Extravagant sums are being poured into the game in France, and some of the top English clubs are eager to expand the salary cap in operation there to keep pace, but O’Brien believes the financial factor is being overblown.
“Yeah, in my head it is. I often think, and I said it before, that any of our provinces can mix it with the best on our day. I know they have world-class teams or whatever but so do we. And world-class players. We can beat those big boys.”
Leinster face an improving Bath side at the Aviva Stadium in the last eight. Win that and their reward is likely to be a semi-final in France against Toulon who host Wasps in the quarter-final 12 months after beating Leinster comfortably at the same stage in Stade Felix Mayol.
“To be honest with you, we want Toulon. I would love to have them even now. I don’t care where we have them either, home or away, but we said it before that you have to beat them all to win it anyway.”
Leinster showed signs of a return to top form in January but the preceding four months, though blighted by a crippling injury list, brought with them considerable criticism for the team’s performances.
O’Brien, convalescing from his second bout of surgery in the one calendar year, could do little about that and he took issue with the direction of the brickbats more than the content given they were aimed mostly in the one direction.
“I thought it was a load of shite to be honest,” he said at the launch of Guinness’ “Money Can’t Buy Experiences” campaign. “Because everything was on Matt, in my eyes looking in on it. Everything was being put to Matt and it was unfair at times.
“If you look at the way some of the players have come into form over the last month or so and compare it to two months ago — they’re playing a lot better. It’s not because anything has changed really, it’s because players have gotten sharper at training, into a game.” That said, the knockout stages of Europe will be a crucial testing ground for O’Connor and his team.

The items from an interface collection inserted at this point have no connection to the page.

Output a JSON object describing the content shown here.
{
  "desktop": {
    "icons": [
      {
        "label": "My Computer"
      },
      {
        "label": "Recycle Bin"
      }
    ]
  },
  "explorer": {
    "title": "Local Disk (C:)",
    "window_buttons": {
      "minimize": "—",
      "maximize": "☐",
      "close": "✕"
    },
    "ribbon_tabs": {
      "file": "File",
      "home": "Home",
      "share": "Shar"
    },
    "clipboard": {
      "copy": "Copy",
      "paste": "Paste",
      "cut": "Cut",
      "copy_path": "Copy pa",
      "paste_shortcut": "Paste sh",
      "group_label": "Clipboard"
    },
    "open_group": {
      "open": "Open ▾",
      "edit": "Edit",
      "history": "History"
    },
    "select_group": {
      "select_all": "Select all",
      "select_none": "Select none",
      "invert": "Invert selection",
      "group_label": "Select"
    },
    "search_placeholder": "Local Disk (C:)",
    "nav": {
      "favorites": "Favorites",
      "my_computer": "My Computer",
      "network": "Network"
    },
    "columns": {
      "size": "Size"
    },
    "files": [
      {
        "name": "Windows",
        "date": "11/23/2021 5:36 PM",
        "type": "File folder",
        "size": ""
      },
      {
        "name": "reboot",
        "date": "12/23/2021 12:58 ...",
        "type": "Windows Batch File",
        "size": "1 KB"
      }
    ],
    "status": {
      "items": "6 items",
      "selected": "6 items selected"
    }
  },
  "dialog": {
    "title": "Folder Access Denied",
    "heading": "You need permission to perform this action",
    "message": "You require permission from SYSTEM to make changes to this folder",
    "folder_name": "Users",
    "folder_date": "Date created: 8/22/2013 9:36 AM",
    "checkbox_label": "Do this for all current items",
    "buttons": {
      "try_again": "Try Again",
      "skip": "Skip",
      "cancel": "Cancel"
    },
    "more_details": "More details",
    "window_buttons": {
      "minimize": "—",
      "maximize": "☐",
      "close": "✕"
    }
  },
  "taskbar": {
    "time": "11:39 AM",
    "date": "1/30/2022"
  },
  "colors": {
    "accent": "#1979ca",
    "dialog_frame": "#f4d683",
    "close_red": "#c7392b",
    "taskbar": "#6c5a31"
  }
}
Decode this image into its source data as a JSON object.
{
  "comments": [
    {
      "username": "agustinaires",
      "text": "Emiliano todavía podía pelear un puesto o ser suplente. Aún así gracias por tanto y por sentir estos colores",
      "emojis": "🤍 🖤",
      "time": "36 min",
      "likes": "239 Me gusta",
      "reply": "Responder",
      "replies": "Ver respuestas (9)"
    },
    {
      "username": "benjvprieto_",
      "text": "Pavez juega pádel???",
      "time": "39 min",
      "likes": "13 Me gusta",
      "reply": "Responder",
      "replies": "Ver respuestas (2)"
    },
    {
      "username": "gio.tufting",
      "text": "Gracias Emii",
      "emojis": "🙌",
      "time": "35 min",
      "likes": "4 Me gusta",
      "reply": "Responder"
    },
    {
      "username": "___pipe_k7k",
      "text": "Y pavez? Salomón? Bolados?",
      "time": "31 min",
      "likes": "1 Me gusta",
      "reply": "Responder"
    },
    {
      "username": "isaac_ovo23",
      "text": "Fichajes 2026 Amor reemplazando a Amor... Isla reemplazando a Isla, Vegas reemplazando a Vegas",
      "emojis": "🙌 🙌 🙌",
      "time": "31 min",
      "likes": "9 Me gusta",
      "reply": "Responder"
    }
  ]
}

However O’Brien points out that Leinster should be operating much closer to full tilt come April than they have been thus far.
Had things been different and O’Brien accepted Toulon’s lucrative contract offer last year, he would be just another of those international howitzers stationed in Bernard Laporte’s arsenal. Clearly, his heart remains with Leinster, but that love is not unconditional.
“Ideally, I probably would (be a one-club man) but I’ve said it before, you have to look after yourself too.”